I’m sure there have been times when you’ve been walking towards someone, and you’ve felt judged with their eyes quickly scanning you up and down.
Feeling judged is disconcerting, isn’t it!
- And what about us?
- Are there times when we feel intimidated as a consequence of second-guessing or judging someone else’s status?
- Do we find ourselves feeling that someone who is better educated, prettier, slimmer, more senior or affluent is automatically a superior, more important person, someone to be in awe of?
- Or that someone who’s perceived to be less attractive or of lower status is less entitled to respect or consideration?
Sometimes bias can be an almost unconscious response, but it can affect how we behave, how comfortable and at ease, we are in the company of others.
Enquiring what someone does for a living is a fairly standard opening question when meeting them for the first time, yet the reply can prompt quick judgements to be made. Whether or not they work, have a part-time or full-time job and what that is can result in us being impressed or dismissive, all based on the short reply to that question.
And yet so many factors influence someone’s choice of employment, from their opportunities for education through to support received in establishing a career. Then some thrive on stress and challenges, while others prefer a more comfortable life. Each role has its place in a thriving society.

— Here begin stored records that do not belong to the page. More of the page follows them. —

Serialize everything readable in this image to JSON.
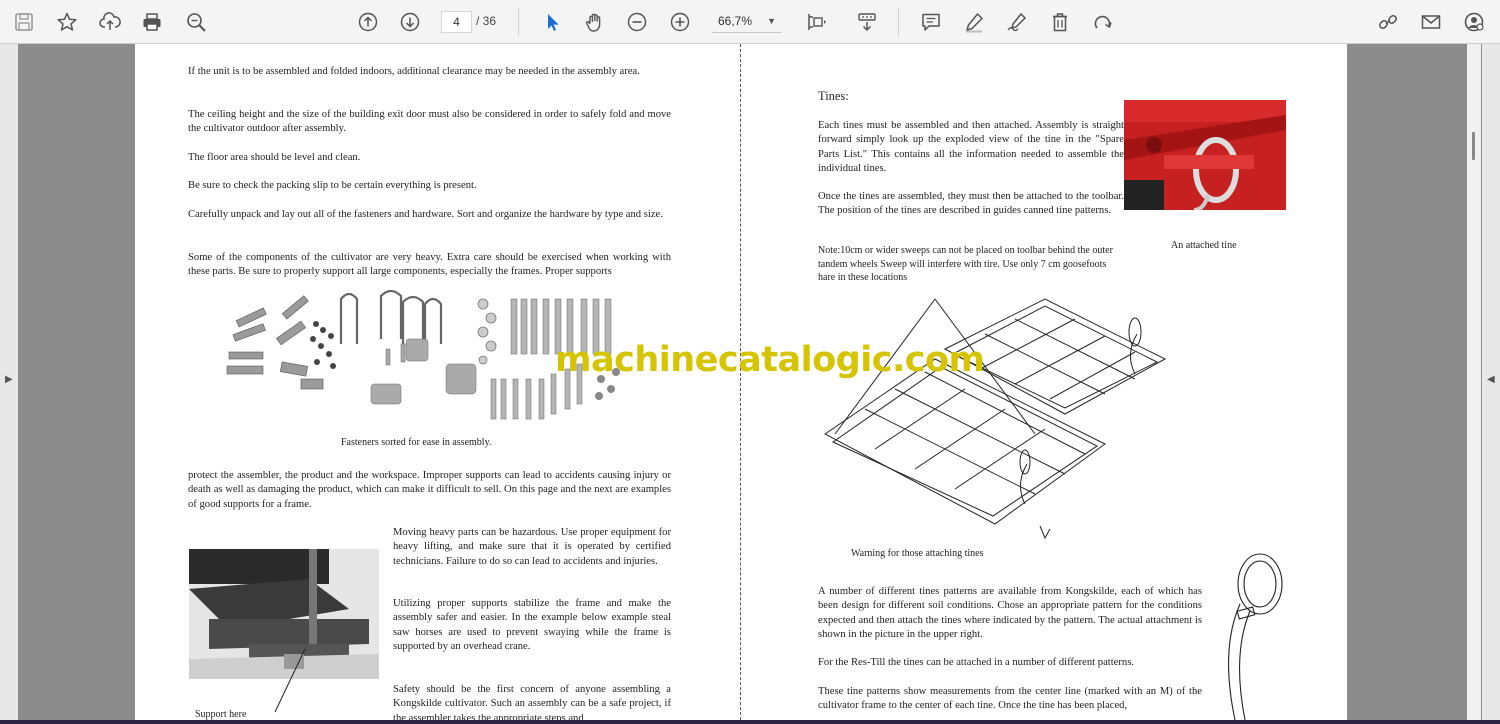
{
  "toolbar": {
    "page_current": "4",
    "page_total": "/ 36",
    "zoom": "66,7%",
    "icons": [
      "save-icon",
      "bookmark-star-icon",
      "upload-icon",
      "print-icon",
      "zoom-search-icon",
      "page-up-icon",
      "page-down-icon",
      "select-cursor-icon",
      "hand-icon",
      "zoom-out-icon",
      "zoom-in-icon",
      "fit-page-icon",
      "scroll-mode-icon",
      "comment-icon",
      "highlight-pen-icon",
      "sign-icon",
      "delete-icon",
      "rotate-icon",
      "share-link-icon",
      "mail-icon",
      "account-icon"
    ]
  },
  "document": {
    "left": {
      "p1": "If the unit is to be assembled and folded indoors, additional clearance may be needed in the assembly area.",
      "p2": "The ceiling height and the size of the building exit door must also be considered in order to safely fold and move the cultivator outdoor after assembly.",
      "p3": "The floor area should be level and clean.",
      "p4": "Be sure to check the packing slip to be certain everything is present.",
      "p5": "Carefully unpack and lay out all of the fasteners and hardware.    Sort and organize the hardware by type and size.",
      "p6": "Some of the components of the cultivator are very heavy. Extra care should be exercised when working with these parts. Be sure to properly support all large components, especially the frames. Proper supports",
      "fasteners_caption": "Fasteners sorted for ease in assembly.",
      "p7": "protect the assembler, the product and the workspace. Improper supports can lead to accidents causing injury or death as well as damaging the product, which can make it difficult to sell. On this page and the next are examples of good supports for a frame.",
      "p8": "Moving heavy parts can be hazardous. Use proper equipment for heavy lifting, and make sure that it is operated by certified technicians. Failure to do so can lead to accidents and injuries.",
      "p9": "Utilizing proper supports stabilize the frame and make the assembly safer and easier. In the example below example steal saw horses are used to prevent swaying while the frame is supported by an overhead crane.",
      "p10": "Safety should be the first concern of anyone assembling a Kongskilde cultivator. Such an assembly can be a safe project, if the assembler takes the appropriate steps and",
      "support_caption": "Support here"
    },
    "right": {
      "heading": "Tines:",
      "p1": "Each tines must be assembled and then attached. Assembly is straight forward simply look up the exploded view of the tine in the \"Spare Parts List.\" This contains all the information needed to assemble the individual tines.",
      "p2": "Once the tines are assembled, they must then be attached to the toolbar. The position of the tines are described in guides canned tine patterns.",
      "note": "Note:10cm or wider sweeps can not be placed on toolbar behind the outer tandem wheels  Sweep will interfere with tire. Use only 7 cm goosefoots hare in these locations",
      "tine_caption": "An attached tine",
      "warning_caption": "Warning for those attaching tines",
      "p3": "A number of different tines patterns are available from Kongskilde, each of which has been design for different soil conditions. Chose an appropriate pattern for the conditions expected and then attach the tines where indicated by the pattern. The actual attachment is shown in the picture in the upper right.",
      "p4": "For the Res-Till the tines can be attached in a number of different patterns.",
      "p5": "These tine patterns show measurements from the center line (marked with an M) of the cultivator frame to the center of each tine. Once the tine has been placed,"
    },
    "watermark": "machinecatalogic.com"
  }
}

Who are we to judge someone’s choice?
Similarly, finding our voice can be a tough ask, especially if we’re new to a group or have perhaps never spoken before and fear that other members will be judgemental as they appear to be super-confident.
All it takes is a barely suppressed giggle, snigger or faint ‘are you serious?’ to ensure that we return to our corner, tail between our legs, hardly daring to speak again. It’s not uncommon though, for several minutes later for someone else to say exactly what we were trying to say, and then receive loud applause!

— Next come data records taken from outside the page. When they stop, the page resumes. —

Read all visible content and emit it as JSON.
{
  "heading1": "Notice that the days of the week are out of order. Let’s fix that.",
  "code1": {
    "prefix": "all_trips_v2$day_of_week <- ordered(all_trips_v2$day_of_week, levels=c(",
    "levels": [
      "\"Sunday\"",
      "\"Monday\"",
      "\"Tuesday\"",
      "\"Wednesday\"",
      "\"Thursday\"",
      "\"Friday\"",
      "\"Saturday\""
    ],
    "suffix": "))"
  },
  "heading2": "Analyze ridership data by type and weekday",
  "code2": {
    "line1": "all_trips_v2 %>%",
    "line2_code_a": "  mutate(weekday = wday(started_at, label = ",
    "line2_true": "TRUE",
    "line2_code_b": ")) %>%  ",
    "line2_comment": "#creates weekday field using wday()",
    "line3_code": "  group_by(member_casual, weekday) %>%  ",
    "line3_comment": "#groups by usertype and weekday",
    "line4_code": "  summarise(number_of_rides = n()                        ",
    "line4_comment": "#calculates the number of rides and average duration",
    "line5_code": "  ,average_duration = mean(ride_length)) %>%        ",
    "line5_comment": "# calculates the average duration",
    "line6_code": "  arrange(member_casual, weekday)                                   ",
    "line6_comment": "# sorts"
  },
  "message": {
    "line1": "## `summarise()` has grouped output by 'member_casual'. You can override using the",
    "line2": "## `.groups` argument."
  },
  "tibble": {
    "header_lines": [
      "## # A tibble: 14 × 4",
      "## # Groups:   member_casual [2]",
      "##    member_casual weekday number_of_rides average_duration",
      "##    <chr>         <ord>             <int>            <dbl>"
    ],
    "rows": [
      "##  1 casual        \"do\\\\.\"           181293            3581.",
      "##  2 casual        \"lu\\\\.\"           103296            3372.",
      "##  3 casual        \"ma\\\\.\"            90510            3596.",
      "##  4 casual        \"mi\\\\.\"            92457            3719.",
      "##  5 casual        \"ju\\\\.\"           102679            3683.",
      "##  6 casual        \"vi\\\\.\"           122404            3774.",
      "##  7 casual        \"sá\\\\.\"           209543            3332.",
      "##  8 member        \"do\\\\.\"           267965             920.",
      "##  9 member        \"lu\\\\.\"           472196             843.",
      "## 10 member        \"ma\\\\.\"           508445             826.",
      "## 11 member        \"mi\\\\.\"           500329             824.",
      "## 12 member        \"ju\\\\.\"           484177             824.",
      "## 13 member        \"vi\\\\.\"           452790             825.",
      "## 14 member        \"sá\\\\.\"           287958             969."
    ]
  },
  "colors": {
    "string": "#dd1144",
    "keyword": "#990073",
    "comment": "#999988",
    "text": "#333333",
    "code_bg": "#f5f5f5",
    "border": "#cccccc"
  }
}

Or those times when we’ve invested lots of effort into something important. It can be tough when people who are unaware of the background to our story dismiss our success as a fluke, trivial or say it happened because of someone else.
If you feel compelled to explain, justify yourself or remonstrate, just pause and ask why should you allow yourself to be pressured like that?
Do you really owe these people an explanation, does their judgement make a difference to your life, do you, on reflection, actually care what they think so much?
No, no, no! Breathe, let it go and smile to yourself about what you’ve done, the efforts you’ve made, the lessons you’ve learned along this journey. And smile too at what they’ve Not been doing while you were working to improve yourself.
Judgemental people seem to feel that confidence comes from running others down, belittling their efforts and generally using the piles of defeated bodies as stepping-stones over which they intend to climb. They may come across as knowledgeable, strong, forceful characters, full of confidence, driven and motivated.
But gradually others start to see through their shallow veneer, realising how unnecessary and unpleasant it is to share the same orbit as those who continually rubbish other people, even when it’s simply by raising an eyebrow or delivering an incredulous sigh.
There’s no joy in being around people who are always on the lookout for negatives in others, who are quick to judge and who choose to form inflexible opinions, thus seeing faults and imperfections in any situation.
Most of us don’t mind and are even a little relieved if a keynote speaker appears human and occasionally stumbles over a few words, we’re tolerant if a new member of staff makes a small mistake in a restaurant. We don’t need to rant, complain or make loud demands.
Rather than find fault and reasons to criticise it makes for a far more pleasant and positive experience when we encourage, appreciate the good, celebrate each other’s successes and offer ways to raise each other up.
It’s far more satisfying and less stressful to enjoy finding the positives rather than the negatives.